Sony has yet to confirm how much the PlayStation 5 will cost despite revealing most of the console’s specs and features already, but a Canadian retailer already taking pre-orders may have leaked the gaming system’s launch price. If true, the cost might seem exciting to gamers at first glance, but it could also be indicative of a glaring problem we might see with both next-gen consoles.
Tech publication Notebookcheck reported Monday that Play N Trade Vancouver Island began letting customers reserve PS5s Monday for $559 Canadian dollars. Based on current conversation rates, that works out to approximately $395 USD. This could mean Sony's upcoming console might be even cheaper than the PS4’s $399 launch price, but assuming this leak is accurate, it's also possible this means the price in the U.S will also be $399. The company has yet to reveal an official price, so these deposits could be subject to change as the console’s Holiday 2020 release.
This kind of bargain price tag for the PS5 will probably come as a relief to gamers who heard the console might be substantially more expensive than the PS4 at launch thanks to a scarcity of necessary parts. But such an affordable price might be a troubling sign that players will be required to shell out extra cash for additional features if they want to make the most of their PS5. Specifically, gamers might have to pay a premium for extra storage on Sony's new console.
The PS5's expandable storage feature could cost gamers
The PS5 was revealed to come with a 825 GB solid-state drive, which consumers can expand by buying external SSDs. Sony reassured gamers that they’ll eventually be able to upgrade their PS5 storage with off-the-shelf drives that have been certified compatible with the PS5.
That means PS5 players will have more options to expand their console’s storage compared to the Xbox Series X, which will require proprietary cards. However, even run-of-the-mill 1 TB SSDs can cost between $100 to $200 on Amazon.
While some consumers won’t need to make use of the PS5’s expandable storage capability, it’ll essentially be a requirement for people with sizable game libraries. Online games like Call of Duty: Warzone weigh in between 80 to 100 GB and massive open-world games like Red Dead Redemption 2 clock in at 100 GB, which would already be an eighth of the PS5’s total storage for the PS4 versions. It's possible that PS5 versions could be even larger. Around 93 GB of the standard PS4's 500 GB drive is taken up by the console's operating system, and we can safely assume the PS5's might be even larger. Also factor in backward compatibility with all PS4 digital purchases, and that SSD is looking smaller and smaller.

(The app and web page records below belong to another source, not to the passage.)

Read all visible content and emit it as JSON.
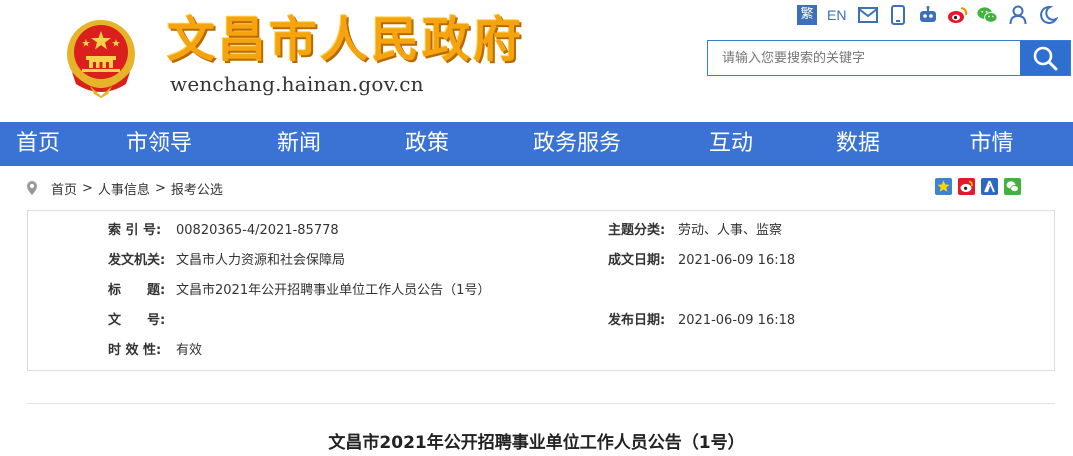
{
  "header": {
    "title": "文昌市人民政府",
    "domain": "wenchang.hainan.gov.cn"
  },
  "toolbar": {
    "traditional_label": "繁",
    "english_label": "EN",
    "icons": [
      "mail-icon",
      "mobile-icon",
      "robot-icon",
      "weibo-icon",
      "wechat-icon",
      "user-icon",
      "dark-mode-icon"
    ]
  },
  "search": {
    "placeholder": "请输入您要搜索的关键字"
  },
  "nav": {
    "items": [
      {
        "label": "首页"
      },
      {
        "label": "市领导"
      },
      {
        "label": "新闻"
      },
      {
        "label": "政策"
      },
      {
        "label": "政务服务"
      },
      {
        "label": "互动"
      },
      {
        "label": "数据"
      },
      {
        "label": "市情"
      }
    ]
  },
  "breadcrumb": {
    "items": [
      "首页",
      "人事信息",
      "报考公选"
    ],
    "separator": ">"
  },
  "share": {
    "icons": [
      "qzone-icon",
      "weibo-share-icon",
      "renren-icon",
      "wechat-share-icon"
    ]
  },
  "info": {
    "index_label": "索 引 号:",
    "index_value": "00820365-4/2021-85778",
    "topic_label": "主题分类:",
    "topic_value": "劳动、人事、监察",
    "issuer_label": "发文机关:",
    "issuer_value": "文昌市人力资源和社会保障局",
    "created_label": "成文日期:",
    "created_value": "2021-06-09 16:18",
    "title_label": "标　　题:",
    "title_value": "文昌市2021年公开招聘事业单位工作人员公告（1号）",
    "docno_label": "文　　号:",
    "docno_value": "",
    "published_label": "发布日期:",
    "published_value": "2021-06-09 16:18",
    "validity_label": "时 效 性:",
    "validity_value": "有效"
  },
  "article": {
    "title": "文昌市2021年公开招聘事业单位工作人员公告（1号）"
  },
  "colors": {
    "brand_blue": "#3a73d3",
    "title_gold": "#f5a410",
    "emblem_red": "#d9201c"
  }
}
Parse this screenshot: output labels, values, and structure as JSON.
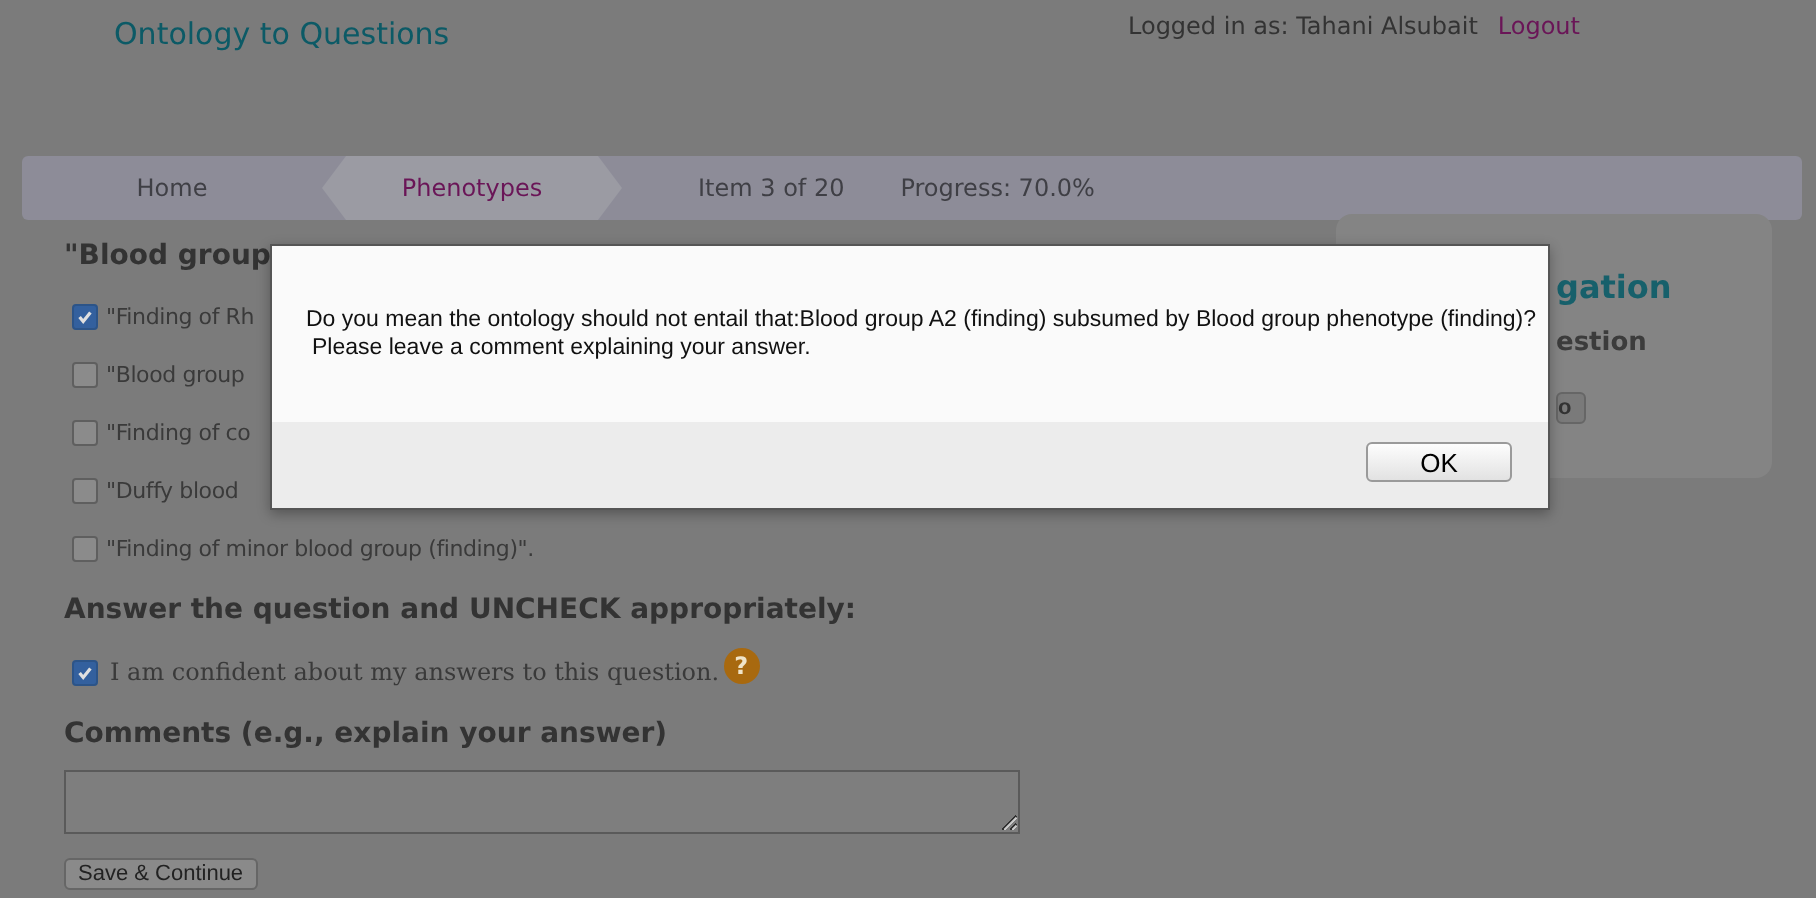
{
  "header": {
    "title": "Ontology to Questions",
    "logged_in": "Logged in as: Tahani Alsubait",
    "logout": "Logout"
  },
  "breadcrumbs": [
    {
      "label": "Home",
      "selected": false
    },
    {
      "label": "Phenotypes",
      "selected": true
    }
  ],
  "status": [
    "Item 3 of 20",
    "Progress: 70.0%"
  ],
  "question": {
    "heading": "\"Blood group",
    "options": [
      {
        "label": "\"Finding of Rh",
        "checked": true
      },
      {
        "label": "\"Blood group",
        "checked": false
      },
      {
        "label": "\"Finding of co",
        "checked": false
      },
      {
        "label": "\"Duffy blood",
        "checked": false
      },
      {
        "label": "\"Finding of minor blood group (finding)\".",
        "checked": false
      }
    ]
  },
  "confidence": {
    "heading": "Answer the question and UNCHECK appropriately:",
    "label": "I am confident about my answers to this question.",
    "checked": true
  },
  "comments": {
    "heading": "Comments (e.g., explain your answer)"
  },
  "save_button": "Save & Continue",
  "help_icon": "?",
  "quick_nav": {
    "title": "gation",
    "subtitle": "estion",
    "go_button": "o"
  },
  "dialog": {
    "message": "Do you mean the ontology should not entail that:Blood group A2 (finding) subsumed by Blood group phenotype (finding)?",
    "note": "Please leave a comment explaining your answer.",
    "ok_button": "OK"
  }
}
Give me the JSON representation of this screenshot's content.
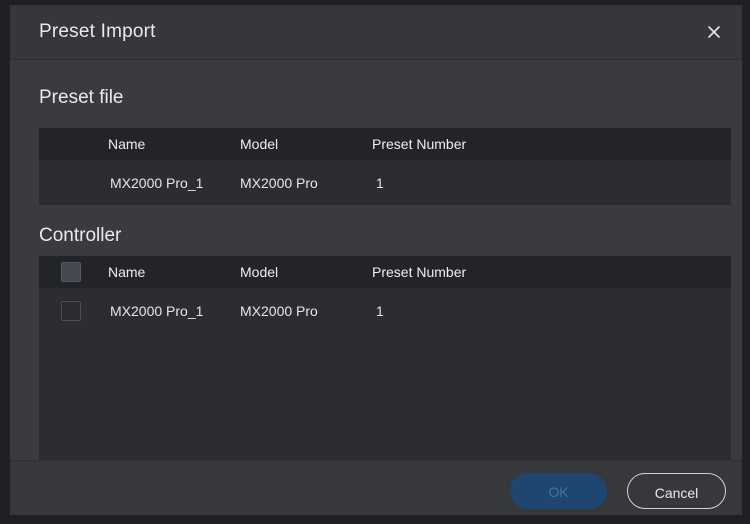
{
  "dialog": {
    "title": "Preset Import",
    "close_icon": "close-icon"
  },
  "preset_file": {
    "label": "Preset file",
    "columns": [
      "Name",
      "Model",
      "Preset Number"
    ],
    "rows": [
      {
        "name": "MX2000 Pro_1",
        "model": "MX2000 Pro",
        "preset_number": "1"
      }
    ]
  },
  "controller": {
    "label": "Controller",
    "columns": [
      "Name",
      "Model",
      "Preset Number"
    ],
    "rows": [
      {
        "name": "MX2000 Pro_1",
        "model": "MX2000 Pro",
        "preset_number": "1"
      }
    ]
  },
  "footer": {
    "ok_label": "OK",
    "cancel_label": "Cancel"
  },
  "colors": {
    "ok_button_bg": "#1f4671",
    "dialog_bg": "#393b40"
  }
}
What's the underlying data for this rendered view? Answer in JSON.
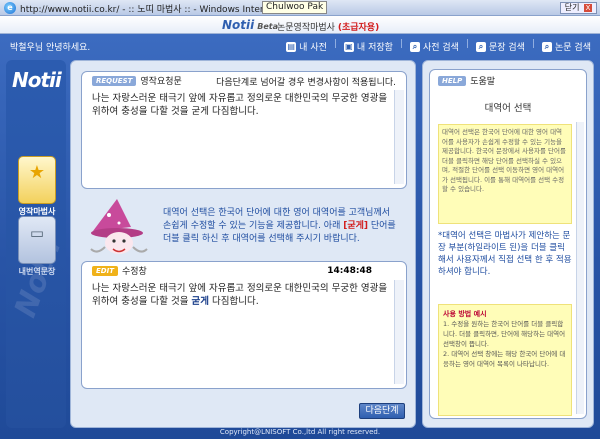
{
  "window": {
    "title": "http://www.notii.co.kr/ - :: 노띠 마법사 :: - Windows Intern",
    "tooltip": "Chulwoo Pak",
    "close_label": "닫기",
    "close_glyph": "X"
  },
  "brand": {
    "logo": "Notii",
    "beta": "Beta",
    "subtitle": "논문영작마법사",
    "level": "(초급자용)"
  },
  "nav": {
    "greeting": "박철우님 안녕하세요.",
    "links": [
      {
        "label": "내 사전",
        "icon": "dictionary-icon"
      },
      {
        "label": "내 저장함",
        "icon": "save-box-icon"
      },
      {
        "label": "사전 검색",
        "icon": "dictionary-search-icon"
      },
      {
        "label": "문장 검색",
        "icon": "sentence-search-icon"
      },
      {
        "label": "논문 검색",
        "icon": "paper-search-icon"
      }
    ]
  },
  "rail": {
    "logo": "Notii",
    "tools": [
      {
        "label": "영작마법사",
        "icon": "star-icon",
        "active": true
      },
      {
        "label": "내번역문장",
        "icon": "document-icon",
        "active": false
      }
    ]
  },
  "request": {
    "tag": "REQUEST",
    "title": "영작요청문",
    "notice": "다음단계로 넘어갈 경우 변경사항이 적용됩니다.",
    "text": "나는 자랑스러운 태극기 앞에 자유롭고 정의로운 대한민국의 무궁한 영광을 위하여 충성을 다할 것을 굳게 다짐합니다."
  },
  "helper": {
    "line1": "대역어 선택은 한국어 단어에 대한 영어 대역어를 고객님께서",
    "line2": "손쉽게 수정할 수 있는 기능을 제공합니다. 아래 ",
    "em": "[굳게]",
    "line2b": " 단어를",
    "line3": "더블 클릭 하신 후 대역어를 선택해 주시기 바랍니다."
  },
  "edit": {
    "tag": "EDIT",
    "title": "수정창",
    "time": "14:48:48",
    "text_before": "나는 자랑스러운 태극기 앞에 자유롭고 정의로운 대한민국의 무궁한 영광을 위하여 충성을 다할 것을 ",
    "highlight": "굳게",
    "text_after": " 다짐합니다."
  },
  "next_label": "다음단계",
  "help": {
    "tag": "HELP",
    "title": "도움말",
    "topic": "대역어 선택",
    "note": "대역어 선택은 한국어 단어에 대한 영어 대역어를 사용자가 손쉽게 수정할 수 있는 기능을 제공합니다. 한국어 문장에서 사용자를 단어를 더블 클릭하면 해당 단어를 선택하실 수 있으며, 적절한 단어를 선택 이동하면 영어 대역어가 선택됩니다. 이를 통해 대역어를 선택 수정할 수 있습니다.",
    "desc": "*대역어 선택은 마법사가 제안하는 문장 부분(하일라이트 된)을 더블 클릭 해서 사용자께서 직접 선택 한 후 적용하셔야 합니다.",
    "example_title": "사용 방법 예시",
    "example_1": "1. 수정을 원하는 한국어 단어를 더블 클릭합니다. 더블 클릭하면, 단어에 해당하는 대역어 선택창이 뜹니다.",
    "example_2": "2. 대역어 선택 창에는 해당 한국어 단어에 대응하는 영어 대역어 목록이 나타납니다."
  },
  "footer": "Copyright@LNISOFT Co.,ltd All right reserved."
}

Players will either need to continuously uninstall their old games to play new games or pick up an external SSD which would raise the cost of their PS5 by $100 or $200. These extra costs would take the PS5’s final price to $400 to $500 if Play N Trade’s pre-order price is accurate. If that $399 price tag pans out, then it'll presumably lead to increased sales for the console in the short-term but frustrate gamers in the long term.
Previously, a report published by Bloomberg revealed that manufacturing each PS5 costs Sony around $450. The company could try to make up for selling the console at a loss by offering gamers smaller SSD in the console to cut down costs for both the company and the consumer.
In short, Sony's next-gen console might be a bargain up-front but be an expensive console to own over time. The same could also be said for the Xbox Series X based on what Microsoft has revealed about memory expansion cards.
No matter which console gamers choose, they'll probably have to spend a lot more than that initial price tag.